“There is no fear in love, but perfect love drives out fear. For fear has to do with punishment, and the one who fears has not been made perfect in love.” 1 John 4:18 TLV
The key to healthy relationships has to start with a healthy perception of knowing who you are. As determined by the word of God. For men and women there are different expectations in a relationship, but love – healthy love – has to start from the same premise. That we know who God has created us to be. True love drives out all fear, so if we’re afraid of someone, of their reaction to us, of what they might say, of how they might behave, is this “true love”?
There are people with insecurities, whose foundation is built on fear. Fear they’re not good enough, fear they’ll be alone, fear they aren’t attractive enough, so they adapt their behaviour out of the fear they’ll never be good enough, they’ll be dumped or left alone. This is another type of unhealthy relationship as you’re more focussed on the person you’re with, rather than on being the whole person God created you to be. You mold yourself on who you think they want, instead of finding your true identity in Christ. Which is as exhausting for them as it is for you in the long run.
Walking tall in a relationship is about knowing who you are and walking strong in that person. When you know who you are, you know what your standards and boundaries are, you know what your expectations should be, you know what God is doing in your life and where you’re going.
Then when someone comes along – compromise is easier from the position of strength, as you recognise if a compromise is a healthy one or not. If it’s causing you to lower your standard, or change because of fear – your own fear, or fear of the other person – then you can be sure this is not going to be healthy in the long run. Even if you do feel butterflies and excitement at the outset.
Be aware of the little foxes which may be sent to bring damage to the work of God in your life.
Don’t settle for a life of compromise, if it’s just you doing all the compromising. True love isn’t built on fear. And it isn’t about changing who you are to make life easier, based on unclear and unknown factors.
So if you’re going to know whether you’re changing for the better or for the worse, you need to get to know you first.
“To acquire wisdom is to love yourself; people who cherish understanding will prosper.” Proverbs 19:8 NLT
If you’re saying at the beginning of 2017 you want this to be the year of finding your partner, please take the time to really find yourself first.
“…Jesus replied: “…Love your neighbor as yourself.” Matthew 19:18-19
Love is built on knowing who God is – for God is love. Love is built on knowing how to give and receive healthy love, which stems from knowing who you are and what you are about.

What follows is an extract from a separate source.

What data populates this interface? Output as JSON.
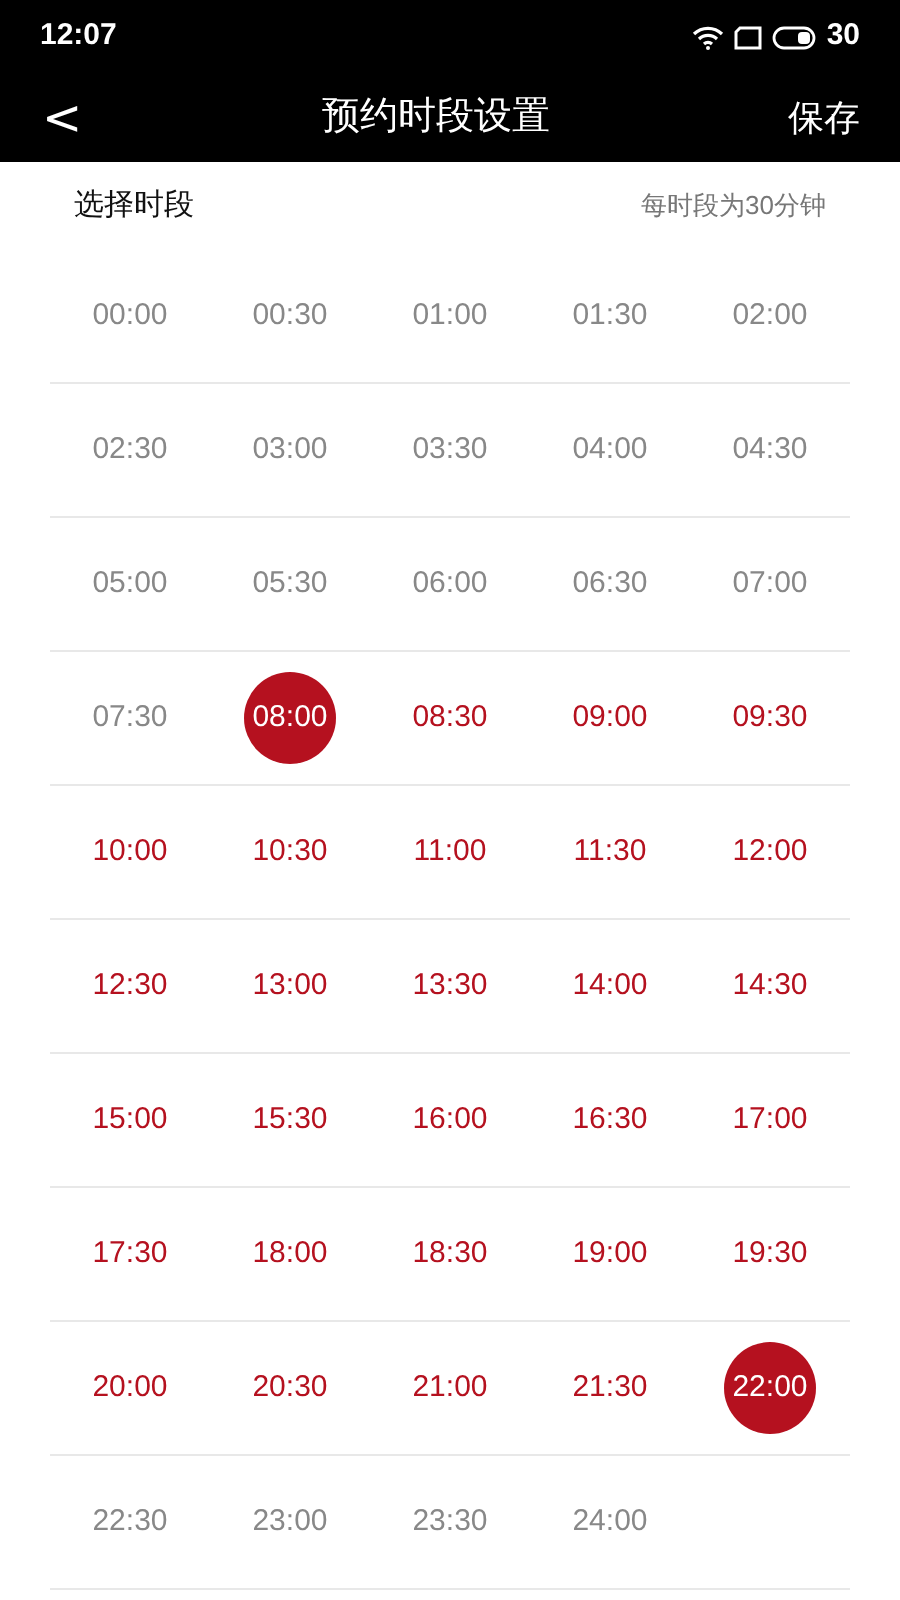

This may be the perfect time of year to reacquaint yourself with who you are, genuinely love yourself, and learn to receive the love Jesus gives to you. For how can you love someone else until you have learned to love yourself first. How can you give love to someone else, until you have learned to show yourself love first. How can you receive love, until you have first taken the love God gives to you, for you.
“For a man who loves his wife actually shows love for himself. No one hates his own body but feeds and cares for it, just as Christ cares for the church.” Ephesians 5:29